b. Why limitations do not affect the attainment of the sustainable investment objective

The sustainable investment objective is to accelerate the transition to net zero through its investments, building and operating a diversified portfolio of Renewable Energy Assets, which limitations do not impact.

The limitations outlined above are in relation to the DNSH criteria. The Investment Manager believes that there are adequate processes and validation in place such that this risk is mitigated.

(i) Due diligence

It is the responsibility of the Investment Committee to ensure that principle adverse impacts on sustainability factors are considered in the investment process and mitigated before that investment is approved. The methodology of assessment includes an ESG Matrix which has a minimum threshold score. The materiality of risks identified in the ESG Risk Matrix are determined using guidance from the Sustainability Accounting Standards Board (SASB) framework, which identifies financially material ESG risks by asset class.  To enable completion, the Investment team commissions technical and legal due diligence, as well as having material counterparties complete ESG due diligence questionnaires. Once completed, this is then reviewed by the ESG team and “signed off” by the Fund Management and Operations Director, who is independent of the Investment team.

During the investment cycle, the ESG Risk Matrix assesses indicators that would indicate presence or absence of a principal adverse impact. These indicators include those relating to

- Environmental damage (carbon, biodiversity, water, and waste) and the mitigation measures in place (environmental impact assessments, habitat management plans, resource minimisation strategies, carbon reduction and measuring, alongside assessing counterparties), and;
- Investee company policies (or the counterparties managing the renewable assets) for social and employee matters (anti-bribery, corruption, human slavery, equality, diversity, and opportunity), unfair advantage and community relations (engagement and community benefit initiatives).

(j) Engagement policies

The Investment Manager has published its Engagement and Stewardship Policy and this can be viewed on the website here.

(a) ‘Attainment of the sustainable investment objective’.

Due to the nature of the investment policy, no specific index is designated as a reference benchmark to determine attainment of the sustainable investment objective.

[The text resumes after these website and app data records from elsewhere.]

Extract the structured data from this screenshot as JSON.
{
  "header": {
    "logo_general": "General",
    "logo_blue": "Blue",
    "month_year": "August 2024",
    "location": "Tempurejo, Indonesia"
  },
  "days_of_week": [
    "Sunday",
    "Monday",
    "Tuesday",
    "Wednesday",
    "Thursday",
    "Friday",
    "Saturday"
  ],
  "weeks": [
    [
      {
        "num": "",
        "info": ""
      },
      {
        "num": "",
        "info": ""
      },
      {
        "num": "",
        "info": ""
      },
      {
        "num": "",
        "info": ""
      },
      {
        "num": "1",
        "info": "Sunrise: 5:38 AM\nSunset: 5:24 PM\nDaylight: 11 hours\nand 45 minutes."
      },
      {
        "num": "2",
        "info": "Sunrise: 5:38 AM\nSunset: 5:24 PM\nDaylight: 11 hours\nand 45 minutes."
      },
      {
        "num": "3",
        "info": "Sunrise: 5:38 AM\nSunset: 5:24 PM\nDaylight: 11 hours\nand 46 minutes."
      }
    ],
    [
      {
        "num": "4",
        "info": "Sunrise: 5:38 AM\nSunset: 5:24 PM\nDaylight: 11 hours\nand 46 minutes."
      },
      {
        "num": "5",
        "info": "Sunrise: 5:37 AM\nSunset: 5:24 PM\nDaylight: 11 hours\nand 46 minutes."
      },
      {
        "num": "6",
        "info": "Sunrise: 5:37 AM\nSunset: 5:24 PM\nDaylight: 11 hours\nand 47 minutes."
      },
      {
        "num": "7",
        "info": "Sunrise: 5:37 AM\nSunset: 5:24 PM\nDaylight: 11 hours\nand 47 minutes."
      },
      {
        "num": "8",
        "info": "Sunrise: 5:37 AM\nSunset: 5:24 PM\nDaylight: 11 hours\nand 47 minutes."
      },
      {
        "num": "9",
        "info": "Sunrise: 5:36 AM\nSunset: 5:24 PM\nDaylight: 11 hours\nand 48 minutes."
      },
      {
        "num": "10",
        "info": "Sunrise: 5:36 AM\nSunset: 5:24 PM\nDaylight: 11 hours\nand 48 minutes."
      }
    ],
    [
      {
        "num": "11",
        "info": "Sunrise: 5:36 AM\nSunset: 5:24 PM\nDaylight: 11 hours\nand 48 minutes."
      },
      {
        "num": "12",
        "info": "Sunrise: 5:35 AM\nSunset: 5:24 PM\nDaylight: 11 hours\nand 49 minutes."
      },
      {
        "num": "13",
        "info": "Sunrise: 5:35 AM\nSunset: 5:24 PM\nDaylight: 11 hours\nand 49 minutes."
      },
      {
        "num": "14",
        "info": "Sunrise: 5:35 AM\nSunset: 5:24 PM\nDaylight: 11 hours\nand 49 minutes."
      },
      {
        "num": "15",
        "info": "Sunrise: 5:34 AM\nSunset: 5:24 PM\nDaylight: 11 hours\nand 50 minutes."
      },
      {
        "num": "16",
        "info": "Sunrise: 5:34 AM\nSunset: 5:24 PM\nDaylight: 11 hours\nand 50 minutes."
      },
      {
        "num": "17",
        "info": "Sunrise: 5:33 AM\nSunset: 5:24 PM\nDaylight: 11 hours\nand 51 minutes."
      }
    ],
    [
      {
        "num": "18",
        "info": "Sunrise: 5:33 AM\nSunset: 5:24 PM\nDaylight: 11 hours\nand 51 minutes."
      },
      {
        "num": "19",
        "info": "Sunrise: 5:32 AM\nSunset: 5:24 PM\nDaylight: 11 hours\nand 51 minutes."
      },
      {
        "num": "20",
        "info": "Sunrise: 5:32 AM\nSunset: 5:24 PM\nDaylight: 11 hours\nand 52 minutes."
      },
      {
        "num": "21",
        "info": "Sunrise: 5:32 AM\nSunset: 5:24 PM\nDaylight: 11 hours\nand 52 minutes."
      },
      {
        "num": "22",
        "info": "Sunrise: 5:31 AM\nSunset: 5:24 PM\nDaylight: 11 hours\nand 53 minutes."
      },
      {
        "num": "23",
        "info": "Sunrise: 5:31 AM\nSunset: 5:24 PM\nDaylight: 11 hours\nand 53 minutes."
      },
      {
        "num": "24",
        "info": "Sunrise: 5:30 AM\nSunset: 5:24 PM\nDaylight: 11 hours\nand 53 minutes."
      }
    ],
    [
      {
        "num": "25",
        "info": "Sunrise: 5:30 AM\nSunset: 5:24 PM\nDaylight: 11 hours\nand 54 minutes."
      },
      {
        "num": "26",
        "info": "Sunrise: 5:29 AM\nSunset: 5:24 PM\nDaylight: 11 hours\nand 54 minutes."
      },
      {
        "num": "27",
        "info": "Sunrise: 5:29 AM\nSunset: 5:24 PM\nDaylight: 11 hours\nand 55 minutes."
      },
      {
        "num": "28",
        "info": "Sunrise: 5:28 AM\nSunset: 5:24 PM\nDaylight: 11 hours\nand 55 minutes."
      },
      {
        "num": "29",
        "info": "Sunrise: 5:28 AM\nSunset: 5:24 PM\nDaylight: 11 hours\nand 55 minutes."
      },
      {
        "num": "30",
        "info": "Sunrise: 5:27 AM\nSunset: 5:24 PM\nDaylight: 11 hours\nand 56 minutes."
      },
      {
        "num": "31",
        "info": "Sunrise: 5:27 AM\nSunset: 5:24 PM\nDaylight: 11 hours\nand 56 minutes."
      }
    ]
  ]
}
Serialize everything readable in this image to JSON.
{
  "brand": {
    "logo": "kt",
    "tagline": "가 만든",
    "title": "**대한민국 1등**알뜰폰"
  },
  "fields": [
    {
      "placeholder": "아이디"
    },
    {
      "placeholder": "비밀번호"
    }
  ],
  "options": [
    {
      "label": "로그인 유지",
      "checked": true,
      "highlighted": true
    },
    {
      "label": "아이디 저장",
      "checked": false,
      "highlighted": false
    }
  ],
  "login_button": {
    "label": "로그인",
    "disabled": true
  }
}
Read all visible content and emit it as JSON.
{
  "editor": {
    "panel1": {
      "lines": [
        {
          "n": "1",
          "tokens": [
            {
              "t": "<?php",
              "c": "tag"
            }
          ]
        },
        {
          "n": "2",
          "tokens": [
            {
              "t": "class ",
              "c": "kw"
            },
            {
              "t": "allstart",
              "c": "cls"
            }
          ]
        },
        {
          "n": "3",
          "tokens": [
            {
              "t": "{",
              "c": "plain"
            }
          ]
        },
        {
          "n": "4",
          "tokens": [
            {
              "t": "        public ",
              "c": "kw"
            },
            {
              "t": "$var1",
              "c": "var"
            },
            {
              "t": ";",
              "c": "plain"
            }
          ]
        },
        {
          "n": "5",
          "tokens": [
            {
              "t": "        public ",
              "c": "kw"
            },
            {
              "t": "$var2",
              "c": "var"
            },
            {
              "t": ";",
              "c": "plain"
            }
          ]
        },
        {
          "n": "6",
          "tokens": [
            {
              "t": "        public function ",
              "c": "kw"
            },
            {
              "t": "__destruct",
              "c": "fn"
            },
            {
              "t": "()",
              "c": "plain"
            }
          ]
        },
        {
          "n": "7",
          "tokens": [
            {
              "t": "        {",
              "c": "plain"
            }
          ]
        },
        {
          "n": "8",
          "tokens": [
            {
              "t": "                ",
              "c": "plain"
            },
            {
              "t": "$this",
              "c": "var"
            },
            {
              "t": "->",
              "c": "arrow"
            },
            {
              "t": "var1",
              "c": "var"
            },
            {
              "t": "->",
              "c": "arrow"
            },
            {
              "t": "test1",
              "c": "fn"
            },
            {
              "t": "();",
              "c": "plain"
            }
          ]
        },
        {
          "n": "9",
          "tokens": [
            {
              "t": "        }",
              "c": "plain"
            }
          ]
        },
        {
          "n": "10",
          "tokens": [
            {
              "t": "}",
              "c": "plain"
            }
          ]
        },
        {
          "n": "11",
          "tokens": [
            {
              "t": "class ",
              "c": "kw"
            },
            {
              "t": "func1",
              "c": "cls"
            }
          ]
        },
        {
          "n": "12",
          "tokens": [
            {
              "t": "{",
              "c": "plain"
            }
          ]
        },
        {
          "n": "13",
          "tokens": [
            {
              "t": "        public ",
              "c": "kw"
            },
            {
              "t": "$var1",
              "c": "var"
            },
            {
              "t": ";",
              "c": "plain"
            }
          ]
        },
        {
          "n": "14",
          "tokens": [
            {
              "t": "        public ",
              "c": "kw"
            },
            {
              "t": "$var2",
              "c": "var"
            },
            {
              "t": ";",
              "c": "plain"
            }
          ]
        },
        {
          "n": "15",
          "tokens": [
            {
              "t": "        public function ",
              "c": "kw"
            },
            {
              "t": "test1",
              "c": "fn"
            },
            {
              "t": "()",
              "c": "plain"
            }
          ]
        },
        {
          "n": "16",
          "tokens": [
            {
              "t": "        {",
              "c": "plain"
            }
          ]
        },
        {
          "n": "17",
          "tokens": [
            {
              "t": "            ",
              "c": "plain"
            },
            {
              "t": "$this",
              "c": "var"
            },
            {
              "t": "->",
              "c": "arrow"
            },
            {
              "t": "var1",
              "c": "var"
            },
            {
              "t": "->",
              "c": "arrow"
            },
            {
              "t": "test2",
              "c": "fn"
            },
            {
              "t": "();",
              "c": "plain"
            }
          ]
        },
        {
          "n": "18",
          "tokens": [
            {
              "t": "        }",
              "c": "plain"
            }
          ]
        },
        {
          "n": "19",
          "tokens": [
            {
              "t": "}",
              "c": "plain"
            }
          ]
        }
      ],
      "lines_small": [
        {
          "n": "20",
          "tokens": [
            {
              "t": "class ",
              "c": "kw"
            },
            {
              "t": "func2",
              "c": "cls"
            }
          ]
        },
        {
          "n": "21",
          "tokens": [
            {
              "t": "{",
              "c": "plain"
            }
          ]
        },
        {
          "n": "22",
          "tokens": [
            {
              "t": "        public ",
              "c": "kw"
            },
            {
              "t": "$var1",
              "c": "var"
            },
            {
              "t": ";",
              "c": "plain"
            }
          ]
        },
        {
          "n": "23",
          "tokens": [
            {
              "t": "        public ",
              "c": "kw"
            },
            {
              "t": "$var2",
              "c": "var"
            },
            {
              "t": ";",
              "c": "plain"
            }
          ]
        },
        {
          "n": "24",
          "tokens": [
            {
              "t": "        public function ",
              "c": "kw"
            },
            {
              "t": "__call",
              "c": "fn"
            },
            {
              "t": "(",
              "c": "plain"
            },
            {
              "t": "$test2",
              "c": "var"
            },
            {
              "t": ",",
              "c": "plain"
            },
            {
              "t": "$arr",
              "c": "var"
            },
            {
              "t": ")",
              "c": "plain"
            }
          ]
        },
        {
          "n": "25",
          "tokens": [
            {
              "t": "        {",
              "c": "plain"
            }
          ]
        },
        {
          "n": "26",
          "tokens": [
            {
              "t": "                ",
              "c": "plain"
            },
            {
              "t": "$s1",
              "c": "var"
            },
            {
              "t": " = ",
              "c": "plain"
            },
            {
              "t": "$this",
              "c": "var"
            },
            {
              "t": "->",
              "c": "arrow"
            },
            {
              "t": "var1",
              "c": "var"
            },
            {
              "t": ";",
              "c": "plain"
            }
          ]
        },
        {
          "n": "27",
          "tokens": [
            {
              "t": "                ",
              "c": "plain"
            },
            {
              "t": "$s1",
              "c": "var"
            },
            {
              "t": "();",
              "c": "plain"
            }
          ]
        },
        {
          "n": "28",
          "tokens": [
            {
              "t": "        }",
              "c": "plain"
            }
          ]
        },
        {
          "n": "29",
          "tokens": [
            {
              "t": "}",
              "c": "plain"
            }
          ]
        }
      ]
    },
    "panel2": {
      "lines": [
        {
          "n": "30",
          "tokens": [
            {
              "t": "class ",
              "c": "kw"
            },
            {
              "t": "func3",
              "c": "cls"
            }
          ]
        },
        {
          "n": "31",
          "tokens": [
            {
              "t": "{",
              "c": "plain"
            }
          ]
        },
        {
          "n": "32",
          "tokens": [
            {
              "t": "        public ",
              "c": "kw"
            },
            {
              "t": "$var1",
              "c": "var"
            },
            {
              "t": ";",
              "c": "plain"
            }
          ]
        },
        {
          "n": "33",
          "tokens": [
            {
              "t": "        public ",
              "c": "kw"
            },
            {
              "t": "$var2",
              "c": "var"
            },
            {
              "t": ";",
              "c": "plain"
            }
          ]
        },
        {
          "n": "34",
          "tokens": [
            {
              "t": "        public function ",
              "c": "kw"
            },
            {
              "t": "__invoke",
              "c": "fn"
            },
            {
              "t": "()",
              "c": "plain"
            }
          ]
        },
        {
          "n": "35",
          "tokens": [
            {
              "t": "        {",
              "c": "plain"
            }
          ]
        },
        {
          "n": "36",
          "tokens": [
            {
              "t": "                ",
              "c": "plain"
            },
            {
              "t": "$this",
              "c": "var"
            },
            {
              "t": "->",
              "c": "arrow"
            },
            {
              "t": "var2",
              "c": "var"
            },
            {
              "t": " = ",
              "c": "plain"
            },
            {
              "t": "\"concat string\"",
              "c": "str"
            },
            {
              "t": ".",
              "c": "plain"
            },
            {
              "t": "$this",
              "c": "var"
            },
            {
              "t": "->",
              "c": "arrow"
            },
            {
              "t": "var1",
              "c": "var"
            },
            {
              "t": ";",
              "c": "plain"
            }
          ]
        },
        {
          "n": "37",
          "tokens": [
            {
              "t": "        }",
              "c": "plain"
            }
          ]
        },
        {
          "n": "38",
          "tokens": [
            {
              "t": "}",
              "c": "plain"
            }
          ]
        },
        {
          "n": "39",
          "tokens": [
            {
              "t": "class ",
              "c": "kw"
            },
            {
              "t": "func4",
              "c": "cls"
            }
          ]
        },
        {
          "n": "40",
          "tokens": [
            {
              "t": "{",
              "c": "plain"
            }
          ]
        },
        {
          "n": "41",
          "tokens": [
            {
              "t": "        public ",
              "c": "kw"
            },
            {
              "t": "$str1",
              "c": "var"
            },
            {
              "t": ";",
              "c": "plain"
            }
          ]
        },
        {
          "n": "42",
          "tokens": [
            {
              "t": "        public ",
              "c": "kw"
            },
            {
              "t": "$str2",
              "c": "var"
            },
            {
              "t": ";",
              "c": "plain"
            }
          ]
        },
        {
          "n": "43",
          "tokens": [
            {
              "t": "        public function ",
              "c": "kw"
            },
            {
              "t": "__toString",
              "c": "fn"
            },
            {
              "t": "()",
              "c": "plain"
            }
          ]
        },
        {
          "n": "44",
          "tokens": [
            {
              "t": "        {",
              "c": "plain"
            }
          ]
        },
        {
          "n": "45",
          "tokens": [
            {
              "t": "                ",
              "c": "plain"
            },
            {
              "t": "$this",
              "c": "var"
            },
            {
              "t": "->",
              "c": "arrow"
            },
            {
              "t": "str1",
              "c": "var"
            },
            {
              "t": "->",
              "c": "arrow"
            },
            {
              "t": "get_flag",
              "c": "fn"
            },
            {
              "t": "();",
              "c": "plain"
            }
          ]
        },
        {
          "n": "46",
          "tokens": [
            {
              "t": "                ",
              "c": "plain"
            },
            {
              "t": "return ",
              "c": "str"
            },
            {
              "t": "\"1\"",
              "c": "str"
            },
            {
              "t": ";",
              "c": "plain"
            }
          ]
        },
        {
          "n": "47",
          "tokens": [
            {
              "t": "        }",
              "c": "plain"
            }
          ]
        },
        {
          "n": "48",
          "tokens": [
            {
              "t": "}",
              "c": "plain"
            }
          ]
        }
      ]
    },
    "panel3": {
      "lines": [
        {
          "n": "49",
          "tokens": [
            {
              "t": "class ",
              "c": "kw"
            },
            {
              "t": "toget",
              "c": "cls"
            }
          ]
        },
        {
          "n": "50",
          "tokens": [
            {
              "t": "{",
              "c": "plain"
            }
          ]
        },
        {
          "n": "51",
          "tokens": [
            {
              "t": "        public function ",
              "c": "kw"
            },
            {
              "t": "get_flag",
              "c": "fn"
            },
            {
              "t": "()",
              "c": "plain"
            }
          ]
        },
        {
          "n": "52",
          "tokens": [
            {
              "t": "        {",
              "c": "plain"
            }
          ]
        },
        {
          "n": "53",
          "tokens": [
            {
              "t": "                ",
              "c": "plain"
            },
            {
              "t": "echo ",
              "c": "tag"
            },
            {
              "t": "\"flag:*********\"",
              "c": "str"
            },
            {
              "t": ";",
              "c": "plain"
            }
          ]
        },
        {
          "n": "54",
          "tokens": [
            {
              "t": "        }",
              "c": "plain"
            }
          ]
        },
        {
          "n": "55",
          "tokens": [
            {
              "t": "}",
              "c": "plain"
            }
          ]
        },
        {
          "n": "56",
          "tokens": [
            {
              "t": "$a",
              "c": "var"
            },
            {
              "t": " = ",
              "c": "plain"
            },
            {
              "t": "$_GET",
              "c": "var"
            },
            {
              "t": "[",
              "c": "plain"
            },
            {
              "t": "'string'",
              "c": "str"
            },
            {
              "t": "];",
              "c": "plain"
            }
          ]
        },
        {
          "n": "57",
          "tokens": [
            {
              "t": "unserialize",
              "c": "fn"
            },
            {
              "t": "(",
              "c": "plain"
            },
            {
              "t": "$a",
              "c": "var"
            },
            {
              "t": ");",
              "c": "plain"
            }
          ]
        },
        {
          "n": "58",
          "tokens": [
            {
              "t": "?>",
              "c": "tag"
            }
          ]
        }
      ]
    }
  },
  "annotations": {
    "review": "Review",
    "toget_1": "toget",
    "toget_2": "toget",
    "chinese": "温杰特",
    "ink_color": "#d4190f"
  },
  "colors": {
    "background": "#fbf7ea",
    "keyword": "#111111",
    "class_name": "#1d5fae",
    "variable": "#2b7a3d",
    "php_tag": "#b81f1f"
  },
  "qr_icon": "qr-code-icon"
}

Key performance indicators for the Fund are ‘£ Capital invested into Renewable Energy Assets’ and ‘Tonnes of CO2e avoided.’ The only appropriate EU Climate Transition Benchmark or EU Paris aligned Benchmark in accordance with Regulation (EU) 2016/1011 is Carbon Intensity which is calculated in line with methodological requirements set out in Delegated Regulation (EU) 2020/1818.